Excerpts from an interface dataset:
----------
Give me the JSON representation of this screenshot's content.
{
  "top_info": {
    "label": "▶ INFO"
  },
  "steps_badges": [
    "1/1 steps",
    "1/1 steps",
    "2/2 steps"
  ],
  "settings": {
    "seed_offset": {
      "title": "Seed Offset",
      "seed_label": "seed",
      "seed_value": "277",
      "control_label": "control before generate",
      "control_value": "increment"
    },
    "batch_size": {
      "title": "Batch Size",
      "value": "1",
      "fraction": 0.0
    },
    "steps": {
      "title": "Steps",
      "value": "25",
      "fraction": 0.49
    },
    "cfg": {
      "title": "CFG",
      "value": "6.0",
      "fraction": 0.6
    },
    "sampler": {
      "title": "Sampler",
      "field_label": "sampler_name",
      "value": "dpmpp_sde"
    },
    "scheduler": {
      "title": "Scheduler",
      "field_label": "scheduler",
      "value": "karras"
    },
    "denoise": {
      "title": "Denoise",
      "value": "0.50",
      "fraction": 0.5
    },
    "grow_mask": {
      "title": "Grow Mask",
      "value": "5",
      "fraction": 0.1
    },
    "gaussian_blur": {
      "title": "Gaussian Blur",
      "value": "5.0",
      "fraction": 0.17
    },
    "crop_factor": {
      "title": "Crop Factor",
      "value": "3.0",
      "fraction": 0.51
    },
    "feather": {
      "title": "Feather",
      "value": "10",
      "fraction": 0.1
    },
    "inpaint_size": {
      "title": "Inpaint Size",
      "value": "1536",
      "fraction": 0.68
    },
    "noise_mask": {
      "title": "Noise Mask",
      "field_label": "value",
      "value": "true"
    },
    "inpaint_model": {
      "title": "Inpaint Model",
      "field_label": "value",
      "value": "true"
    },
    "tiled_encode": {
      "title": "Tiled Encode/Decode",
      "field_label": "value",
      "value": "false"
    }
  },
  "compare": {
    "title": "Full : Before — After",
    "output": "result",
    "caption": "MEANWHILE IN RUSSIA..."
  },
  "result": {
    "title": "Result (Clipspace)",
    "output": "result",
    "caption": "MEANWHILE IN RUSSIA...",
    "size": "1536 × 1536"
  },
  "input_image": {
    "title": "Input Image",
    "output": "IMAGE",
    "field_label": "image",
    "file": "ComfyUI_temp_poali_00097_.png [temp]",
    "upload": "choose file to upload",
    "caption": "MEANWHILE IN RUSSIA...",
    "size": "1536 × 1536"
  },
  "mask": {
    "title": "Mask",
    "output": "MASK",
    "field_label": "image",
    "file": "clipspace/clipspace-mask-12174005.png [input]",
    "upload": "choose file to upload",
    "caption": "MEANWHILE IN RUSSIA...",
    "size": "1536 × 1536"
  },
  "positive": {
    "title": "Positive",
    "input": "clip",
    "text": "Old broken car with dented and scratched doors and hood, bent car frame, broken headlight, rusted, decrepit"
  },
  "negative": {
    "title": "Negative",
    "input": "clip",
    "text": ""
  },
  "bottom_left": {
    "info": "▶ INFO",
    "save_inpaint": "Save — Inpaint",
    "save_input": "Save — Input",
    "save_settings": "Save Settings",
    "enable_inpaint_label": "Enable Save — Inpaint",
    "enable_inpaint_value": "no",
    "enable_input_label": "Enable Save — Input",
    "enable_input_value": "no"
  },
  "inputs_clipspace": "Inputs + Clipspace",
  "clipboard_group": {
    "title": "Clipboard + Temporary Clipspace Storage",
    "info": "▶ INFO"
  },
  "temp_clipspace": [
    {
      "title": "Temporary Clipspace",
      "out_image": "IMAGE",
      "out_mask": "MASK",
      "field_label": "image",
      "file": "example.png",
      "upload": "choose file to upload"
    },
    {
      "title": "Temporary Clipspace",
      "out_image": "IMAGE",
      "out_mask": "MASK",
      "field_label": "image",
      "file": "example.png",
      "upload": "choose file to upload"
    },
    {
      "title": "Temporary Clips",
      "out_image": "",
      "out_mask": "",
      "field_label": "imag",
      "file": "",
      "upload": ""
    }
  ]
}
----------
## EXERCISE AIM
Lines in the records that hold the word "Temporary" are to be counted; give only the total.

## ANSWER BELOW
4